[Goal of the exercise]
Tally the lines of the records below that include the word "neque", and write down only that tally.

───── Given data

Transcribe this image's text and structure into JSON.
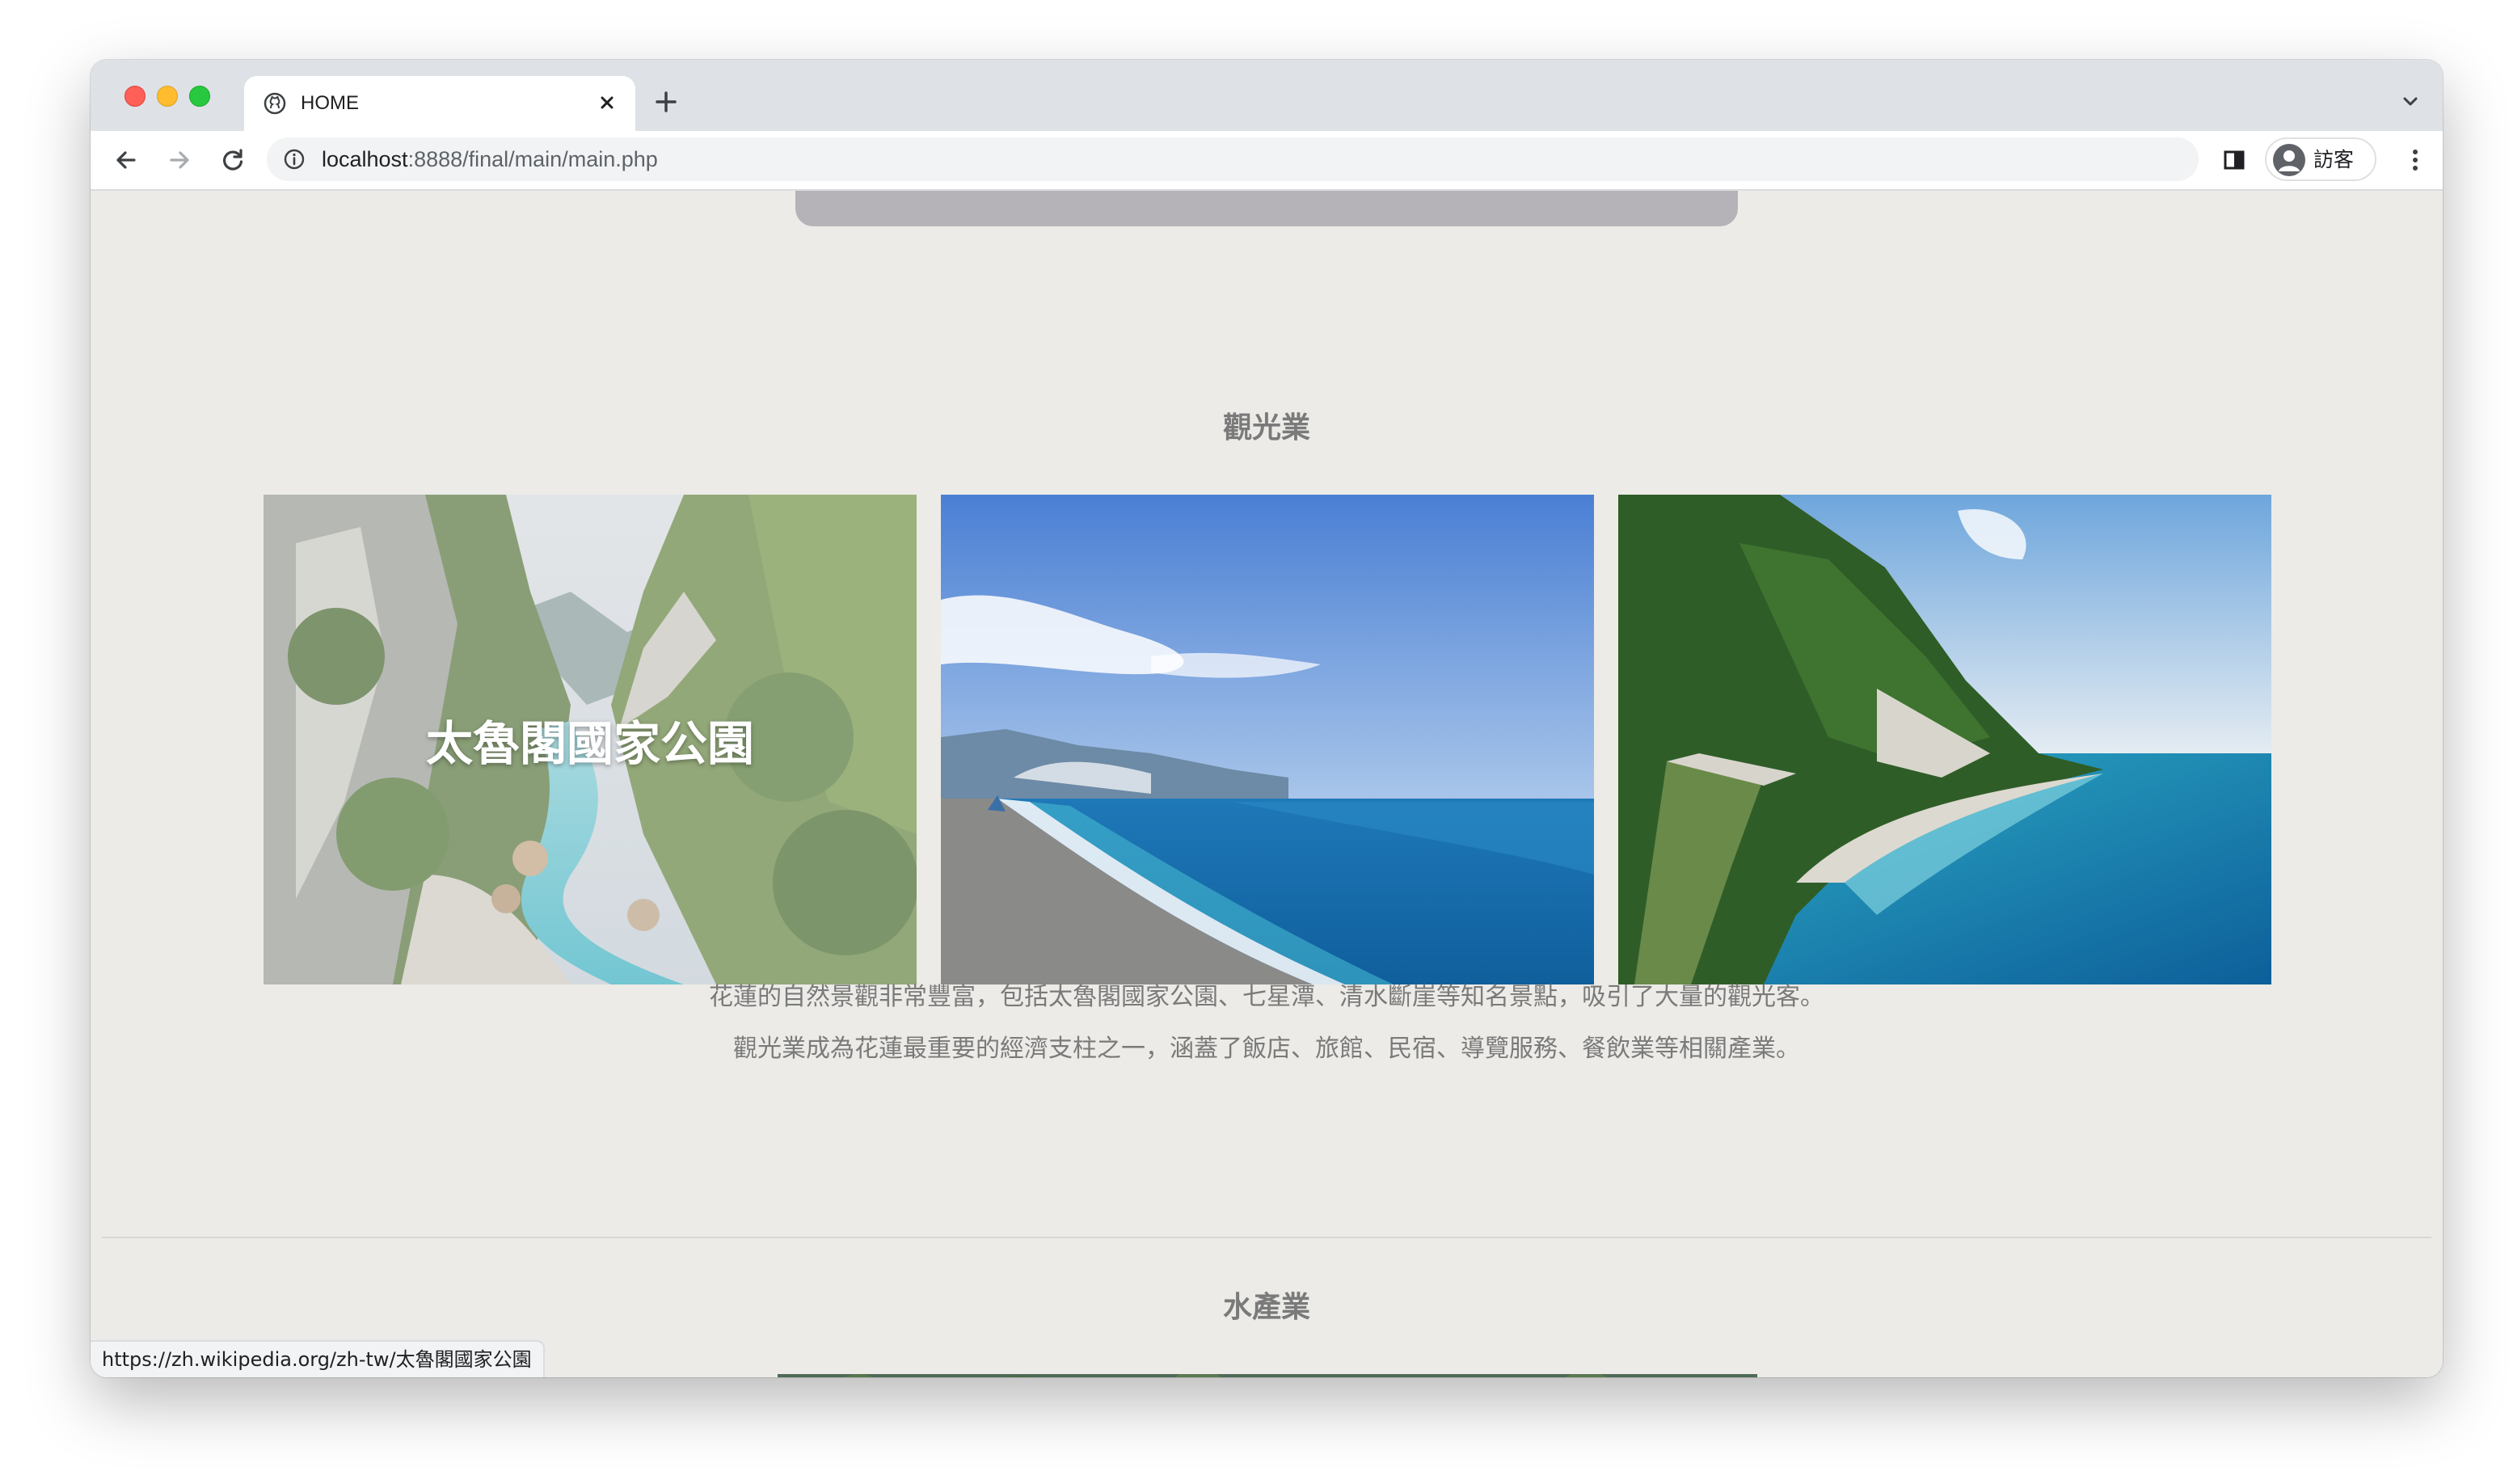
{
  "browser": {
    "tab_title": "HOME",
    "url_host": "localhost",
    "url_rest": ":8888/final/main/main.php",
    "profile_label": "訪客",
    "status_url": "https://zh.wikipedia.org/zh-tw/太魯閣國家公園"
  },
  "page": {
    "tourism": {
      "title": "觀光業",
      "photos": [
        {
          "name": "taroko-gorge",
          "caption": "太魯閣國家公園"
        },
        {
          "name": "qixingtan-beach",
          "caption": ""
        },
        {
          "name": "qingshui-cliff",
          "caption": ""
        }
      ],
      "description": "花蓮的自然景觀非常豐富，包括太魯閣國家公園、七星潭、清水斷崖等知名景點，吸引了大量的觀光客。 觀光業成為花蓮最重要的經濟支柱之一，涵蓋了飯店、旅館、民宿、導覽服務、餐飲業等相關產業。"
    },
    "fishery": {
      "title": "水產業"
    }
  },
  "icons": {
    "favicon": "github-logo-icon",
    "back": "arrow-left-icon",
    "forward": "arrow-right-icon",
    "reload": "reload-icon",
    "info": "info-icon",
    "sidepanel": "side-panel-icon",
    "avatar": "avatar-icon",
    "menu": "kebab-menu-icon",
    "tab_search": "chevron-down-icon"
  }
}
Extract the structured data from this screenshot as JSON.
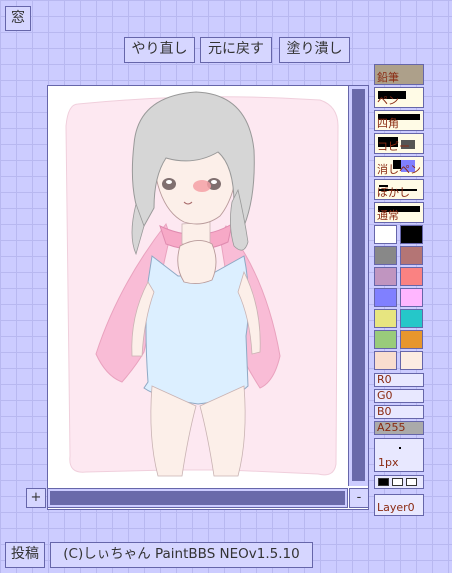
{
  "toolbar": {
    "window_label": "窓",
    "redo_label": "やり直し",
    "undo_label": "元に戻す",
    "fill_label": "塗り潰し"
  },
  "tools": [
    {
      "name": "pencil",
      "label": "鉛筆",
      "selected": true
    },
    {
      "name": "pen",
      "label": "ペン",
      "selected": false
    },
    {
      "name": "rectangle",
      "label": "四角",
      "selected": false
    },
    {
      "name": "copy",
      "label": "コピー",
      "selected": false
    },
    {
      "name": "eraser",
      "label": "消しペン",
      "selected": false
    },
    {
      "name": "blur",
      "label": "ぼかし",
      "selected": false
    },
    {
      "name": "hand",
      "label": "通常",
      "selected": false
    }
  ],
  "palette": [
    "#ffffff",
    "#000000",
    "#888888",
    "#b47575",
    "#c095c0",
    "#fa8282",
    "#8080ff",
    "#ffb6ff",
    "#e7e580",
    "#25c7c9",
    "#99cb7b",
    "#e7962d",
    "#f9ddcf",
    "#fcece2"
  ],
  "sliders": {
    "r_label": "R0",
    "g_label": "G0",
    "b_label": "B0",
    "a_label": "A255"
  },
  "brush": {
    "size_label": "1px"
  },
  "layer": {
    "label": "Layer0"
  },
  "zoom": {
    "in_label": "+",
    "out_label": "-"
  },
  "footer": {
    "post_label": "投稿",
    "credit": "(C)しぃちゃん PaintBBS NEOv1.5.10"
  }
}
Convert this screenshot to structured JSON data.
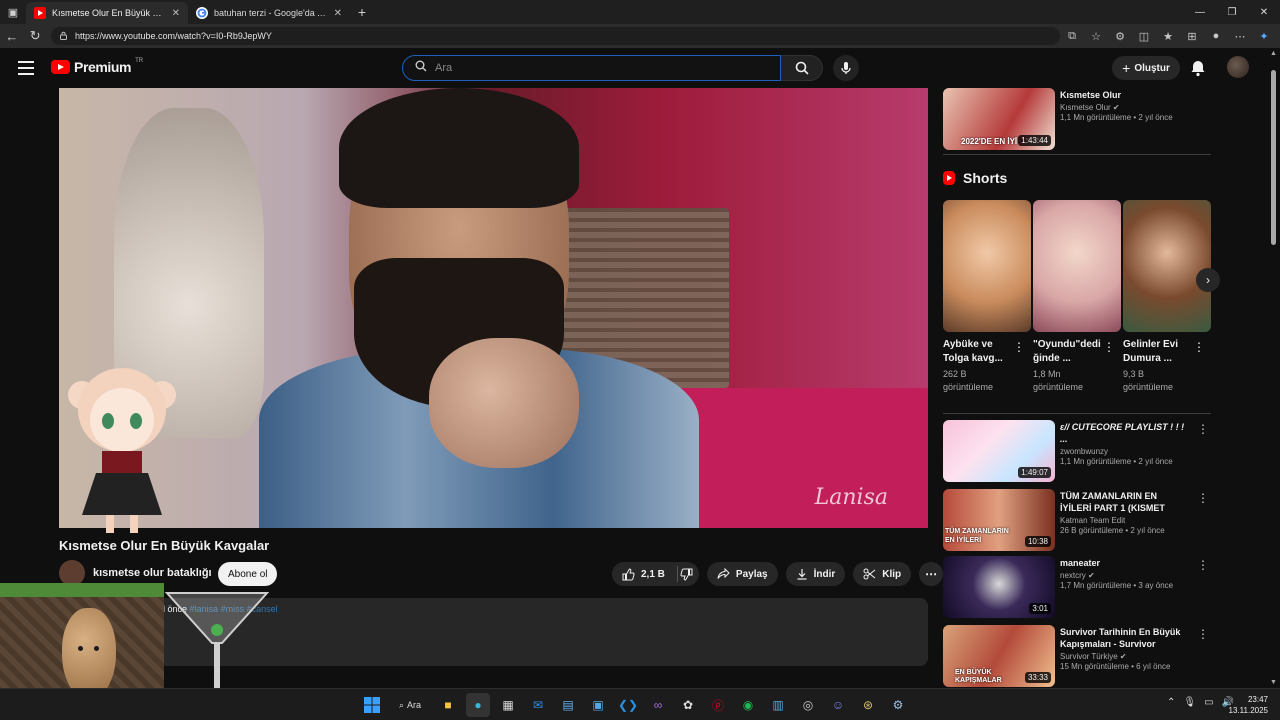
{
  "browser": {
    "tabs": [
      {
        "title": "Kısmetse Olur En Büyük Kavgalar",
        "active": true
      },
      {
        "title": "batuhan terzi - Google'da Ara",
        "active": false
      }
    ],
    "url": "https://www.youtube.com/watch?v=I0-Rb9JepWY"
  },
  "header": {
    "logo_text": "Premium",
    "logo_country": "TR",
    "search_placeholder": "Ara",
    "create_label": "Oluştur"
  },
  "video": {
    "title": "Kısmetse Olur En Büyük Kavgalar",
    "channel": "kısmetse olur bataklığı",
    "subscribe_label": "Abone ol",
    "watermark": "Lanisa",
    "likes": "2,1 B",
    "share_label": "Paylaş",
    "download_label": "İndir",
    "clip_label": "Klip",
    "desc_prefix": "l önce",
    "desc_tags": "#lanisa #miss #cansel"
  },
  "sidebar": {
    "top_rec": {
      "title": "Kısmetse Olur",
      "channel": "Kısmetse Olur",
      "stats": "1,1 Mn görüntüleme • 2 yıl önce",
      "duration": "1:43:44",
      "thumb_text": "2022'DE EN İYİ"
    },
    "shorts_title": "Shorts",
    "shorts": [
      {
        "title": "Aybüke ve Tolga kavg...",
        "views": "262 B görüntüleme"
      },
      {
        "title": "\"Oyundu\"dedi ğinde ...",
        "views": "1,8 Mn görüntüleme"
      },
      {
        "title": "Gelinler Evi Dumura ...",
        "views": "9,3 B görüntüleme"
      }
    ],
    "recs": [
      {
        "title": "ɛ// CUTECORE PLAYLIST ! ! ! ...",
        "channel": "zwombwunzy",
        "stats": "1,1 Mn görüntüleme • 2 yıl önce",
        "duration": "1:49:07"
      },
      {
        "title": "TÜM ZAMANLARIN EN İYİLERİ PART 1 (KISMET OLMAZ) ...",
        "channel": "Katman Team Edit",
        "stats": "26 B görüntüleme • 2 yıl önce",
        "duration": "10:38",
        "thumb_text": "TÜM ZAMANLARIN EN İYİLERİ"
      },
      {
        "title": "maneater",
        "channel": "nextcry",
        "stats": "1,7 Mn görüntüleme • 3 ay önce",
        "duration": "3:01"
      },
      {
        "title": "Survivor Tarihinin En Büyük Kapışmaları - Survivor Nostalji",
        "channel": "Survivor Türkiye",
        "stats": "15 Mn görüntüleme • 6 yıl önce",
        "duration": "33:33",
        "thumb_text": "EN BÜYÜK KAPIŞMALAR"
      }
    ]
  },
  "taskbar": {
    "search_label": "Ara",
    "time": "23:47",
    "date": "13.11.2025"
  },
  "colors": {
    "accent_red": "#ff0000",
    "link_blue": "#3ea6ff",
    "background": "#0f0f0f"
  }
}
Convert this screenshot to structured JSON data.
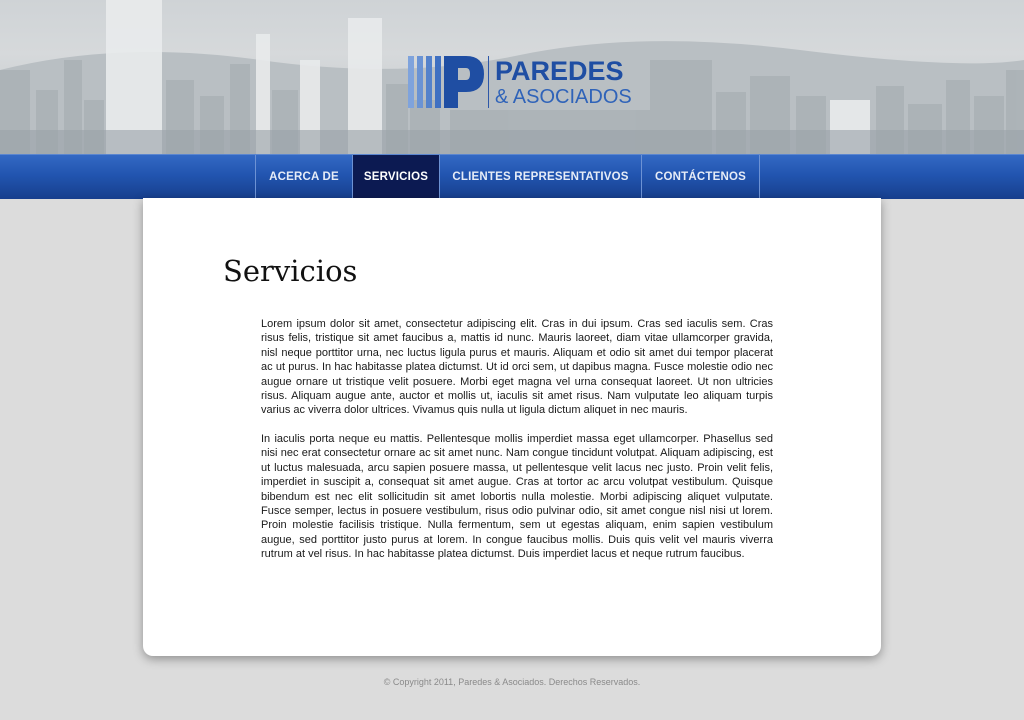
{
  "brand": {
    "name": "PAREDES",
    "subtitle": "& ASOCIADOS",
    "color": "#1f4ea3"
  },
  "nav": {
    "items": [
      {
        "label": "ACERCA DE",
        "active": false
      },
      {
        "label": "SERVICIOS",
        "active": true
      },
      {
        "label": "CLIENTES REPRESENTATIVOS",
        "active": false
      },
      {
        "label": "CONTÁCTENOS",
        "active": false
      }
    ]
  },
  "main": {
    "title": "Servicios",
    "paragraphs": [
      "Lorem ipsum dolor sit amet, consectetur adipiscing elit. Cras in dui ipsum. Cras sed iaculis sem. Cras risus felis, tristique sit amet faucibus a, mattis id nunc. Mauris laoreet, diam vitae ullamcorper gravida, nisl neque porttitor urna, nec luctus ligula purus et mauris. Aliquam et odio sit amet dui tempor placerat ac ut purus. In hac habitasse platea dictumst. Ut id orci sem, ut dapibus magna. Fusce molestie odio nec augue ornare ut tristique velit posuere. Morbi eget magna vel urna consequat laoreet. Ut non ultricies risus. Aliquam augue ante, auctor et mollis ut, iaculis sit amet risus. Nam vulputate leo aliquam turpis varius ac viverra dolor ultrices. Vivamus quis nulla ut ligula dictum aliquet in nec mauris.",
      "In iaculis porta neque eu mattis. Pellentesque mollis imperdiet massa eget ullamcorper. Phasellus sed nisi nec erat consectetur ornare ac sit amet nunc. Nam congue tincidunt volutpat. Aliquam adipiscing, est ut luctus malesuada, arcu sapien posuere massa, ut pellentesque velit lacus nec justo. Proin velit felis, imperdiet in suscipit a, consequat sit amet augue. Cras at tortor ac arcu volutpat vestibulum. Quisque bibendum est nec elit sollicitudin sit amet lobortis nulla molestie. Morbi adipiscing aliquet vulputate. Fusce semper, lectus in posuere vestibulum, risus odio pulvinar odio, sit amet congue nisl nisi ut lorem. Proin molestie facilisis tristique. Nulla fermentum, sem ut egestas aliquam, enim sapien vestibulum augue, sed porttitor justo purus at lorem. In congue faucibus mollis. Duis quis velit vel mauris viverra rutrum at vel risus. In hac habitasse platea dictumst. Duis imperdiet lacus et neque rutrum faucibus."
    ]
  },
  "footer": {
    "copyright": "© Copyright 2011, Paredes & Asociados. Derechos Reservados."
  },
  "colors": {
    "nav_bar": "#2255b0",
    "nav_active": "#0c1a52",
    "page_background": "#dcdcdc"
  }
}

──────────

[Task response]
2